— Description of the task —
Reproduce all entries precisely as they are written.
Start of Data for the task
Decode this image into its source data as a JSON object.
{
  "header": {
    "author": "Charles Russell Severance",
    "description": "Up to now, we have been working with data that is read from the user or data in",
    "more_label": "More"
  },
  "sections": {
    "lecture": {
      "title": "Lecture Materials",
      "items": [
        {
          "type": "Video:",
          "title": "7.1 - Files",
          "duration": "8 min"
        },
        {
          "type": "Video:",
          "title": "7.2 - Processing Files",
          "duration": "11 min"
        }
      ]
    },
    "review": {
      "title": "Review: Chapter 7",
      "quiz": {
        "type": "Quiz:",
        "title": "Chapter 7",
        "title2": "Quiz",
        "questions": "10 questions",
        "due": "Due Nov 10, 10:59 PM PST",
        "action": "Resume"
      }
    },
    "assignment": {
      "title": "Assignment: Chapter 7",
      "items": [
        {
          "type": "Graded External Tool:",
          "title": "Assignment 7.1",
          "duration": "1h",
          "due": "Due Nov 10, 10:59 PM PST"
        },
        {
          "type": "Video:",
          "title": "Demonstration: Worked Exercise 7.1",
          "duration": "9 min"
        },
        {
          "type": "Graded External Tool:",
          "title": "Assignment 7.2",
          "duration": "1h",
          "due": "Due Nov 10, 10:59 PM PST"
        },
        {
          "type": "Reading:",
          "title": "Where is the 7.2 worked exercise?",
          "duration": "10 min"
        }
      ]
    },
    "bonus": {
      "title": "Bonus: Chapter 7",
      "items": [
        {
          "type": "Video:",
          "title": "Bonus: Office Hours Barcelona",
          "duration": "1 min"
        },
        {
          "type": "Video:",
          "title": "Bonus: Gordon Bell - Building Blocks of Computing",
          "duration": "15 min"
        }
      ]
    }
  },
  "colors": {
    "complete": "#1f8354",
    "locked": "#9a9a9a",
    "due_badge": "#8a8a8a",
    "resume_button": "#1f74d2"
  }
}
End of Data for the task
— Exercise output —
Decode this image into its source data as a JSON object.
{
  "header": {
    "author": "Charles Russell Severance",
    "description": "Up to now, we have been working with data that is read from the user or data in",
    "more_label": "More"
  },
  "sections": {
    "lecture": {
      "title": "Lecture Materials",
      "items": [
        {
          "type": "Video:",
          "title": "7.1 - Files",
          "duration": "8 min"
        },
        {
          "type": "Video:",
          "title": "7.2 - Processing Files",
          "duration": "11 min"
        }
      ]
    },
    "review": {
      "title": "Review: Chapter 7",
      "quiz": {
        "type": "Quiz:",
        "title": "Chapter 7",
        "title2": "Quiz",
        "questions": "10 questions",
        "due": "Due Nov 10, 10:59 PM PST",
        "action": "Resume"
      }
    },
    "assignment": {
      "title": "Assignment: Chapter 7",
      "items": [
        {
          "type": "Graded External Tool:",
          "title": "Assignment 7.1",
          "duration": "1h",
          "due": "Due Nov 10, 10:59 PM PST"
        },
        {
          "type": "Video:",
          "title": "Demonstration: Worked Exercise 7.1",
          "duration": "9 min"
        },
        {
          "type": "Graded External Tool:",
          "title": "Assignment 7.2",
          "duration": "1h",
          "due": "Due Nov 10, 10:59 PM PST"
        },
        {
          "type": "Reading:",
          "title": "Where is the 7.2 worked exercise?",
          "duration": "10 min"
        }
      ]
    },
    "bonus": {
      "title": "Bonus: Chapter 7",
      "items": [
        {
          "type": "Video:",
          "title": "Bonus: Office Hours Barcelona",
          "duration": "1 min"
        },
        {
          "type": "Video:",
          "title": "Bonus: Gordon Bell - Building Blocks of Computing",
          "duration": "15 min"
        }
      ]
    }
  },
  "colors": {
    "complete": "#1f8354",
    "locked": "#9a9a9a",
    "due_badge": "#8a8a8a",
    "resume_button": "#1f74d2"
  }
}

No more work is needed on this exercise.